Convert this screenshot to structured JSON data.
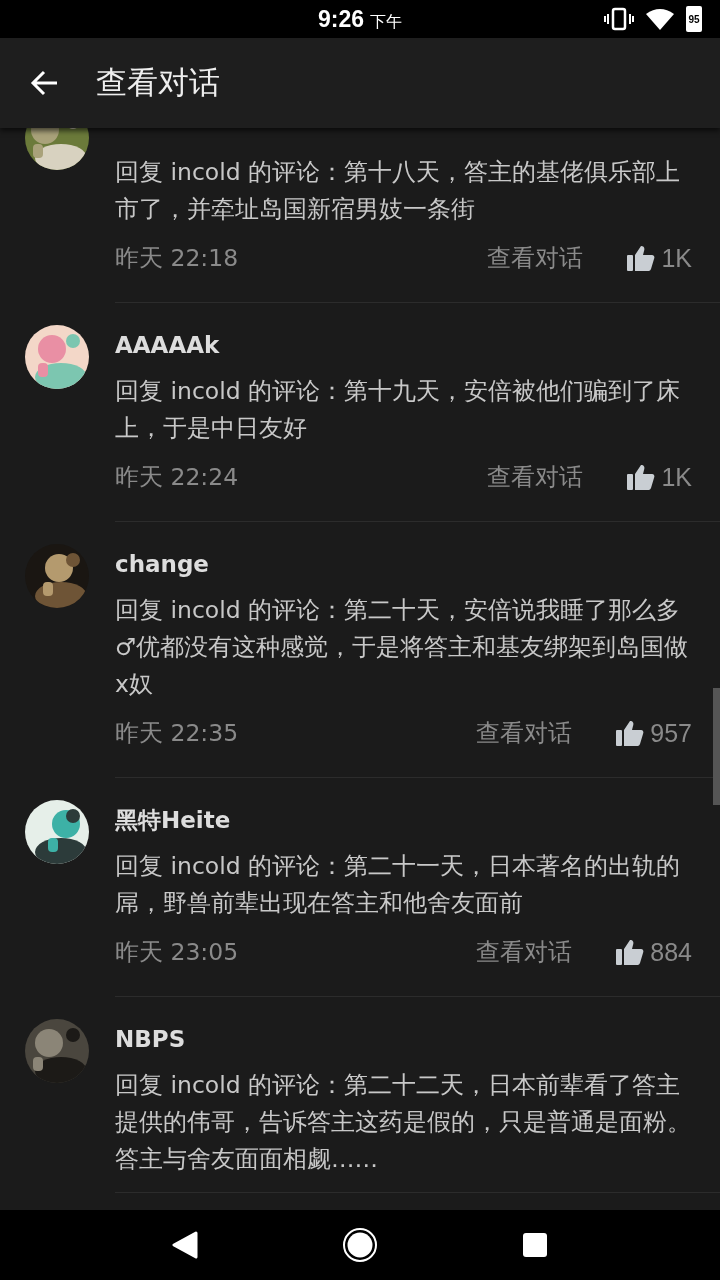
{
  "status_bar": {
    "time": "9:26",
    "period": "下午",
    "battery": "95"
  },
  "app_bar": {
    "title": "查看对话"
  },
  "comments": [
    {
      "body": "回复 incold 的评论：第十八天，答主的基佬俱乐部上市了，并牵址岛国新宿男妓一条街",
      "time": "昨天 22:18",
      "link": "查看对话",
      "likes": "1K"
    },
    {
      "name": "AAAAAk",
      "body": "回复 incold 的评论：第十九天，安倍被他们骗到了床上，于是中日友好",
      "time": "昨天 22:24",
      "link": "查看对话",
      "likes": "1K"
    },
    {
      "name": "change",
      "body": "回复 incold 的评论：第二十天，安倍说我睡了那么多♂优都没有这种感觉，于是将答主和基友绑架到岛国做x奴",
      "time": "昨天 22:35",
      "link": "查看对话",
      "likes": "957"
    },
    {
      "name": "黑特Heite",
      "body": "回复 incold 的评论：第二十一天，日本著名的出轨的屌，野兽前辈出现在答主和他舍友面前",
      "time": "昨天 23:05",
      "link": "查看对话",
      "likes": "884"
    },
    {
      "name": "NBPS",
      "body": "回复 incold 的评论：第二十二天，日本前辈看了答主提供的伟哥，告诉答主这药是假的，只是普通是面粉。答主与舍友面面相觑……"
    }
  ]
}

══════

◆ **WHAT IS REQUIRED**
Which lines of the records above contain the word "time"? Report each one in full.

◆ **OUTPUT FOR THIS EXERCISE**
    "time": "9:26",
      "time": "昨天 22:18",
      "time": "昨天 22:24",
      "time": "昨天 22:35",
      "time": "昨天 23:05",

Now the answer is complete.